(WHAT YOU HAVE TO DO) From the entries below, determine the number of lines that contain "photos". Give that number by itself.

(Stored entries)
== Segment start ==

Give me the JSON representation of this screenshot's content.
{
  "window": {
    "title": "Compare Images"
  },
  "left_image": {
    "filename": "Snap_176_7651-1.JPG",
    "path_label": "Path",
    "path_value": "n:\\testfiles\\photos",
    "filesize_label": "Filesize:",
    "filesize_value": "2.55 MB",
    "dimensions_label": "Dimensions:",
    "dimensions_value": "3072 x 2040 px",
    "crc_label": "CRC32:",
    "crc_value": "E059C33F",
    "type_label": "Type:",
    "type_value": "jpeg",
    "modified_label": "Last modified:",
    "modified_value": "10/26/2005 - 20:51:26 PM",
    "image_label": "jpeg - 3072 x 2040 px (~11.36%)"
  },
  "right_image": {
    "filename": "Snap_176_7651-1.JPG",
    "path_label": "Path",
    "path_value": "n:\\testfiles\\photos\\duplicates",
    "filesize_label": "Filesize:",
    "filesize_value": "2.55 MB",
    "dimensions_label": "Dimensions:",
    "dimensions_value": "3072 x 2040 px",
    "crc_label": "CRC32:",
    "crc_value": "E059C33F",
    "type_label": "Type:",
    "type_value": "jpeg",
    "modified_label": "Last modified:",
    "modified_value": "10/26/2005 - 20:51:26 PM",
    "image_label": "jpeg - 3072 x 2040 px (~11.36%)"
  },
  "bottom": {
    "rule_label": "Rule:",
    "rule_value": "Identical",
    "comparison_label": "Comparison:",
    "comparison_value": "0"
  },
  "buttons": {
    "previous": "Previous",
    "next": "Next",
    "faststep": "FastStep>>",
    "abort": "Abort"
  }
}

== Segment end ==

(EXERCISE RESULT) 2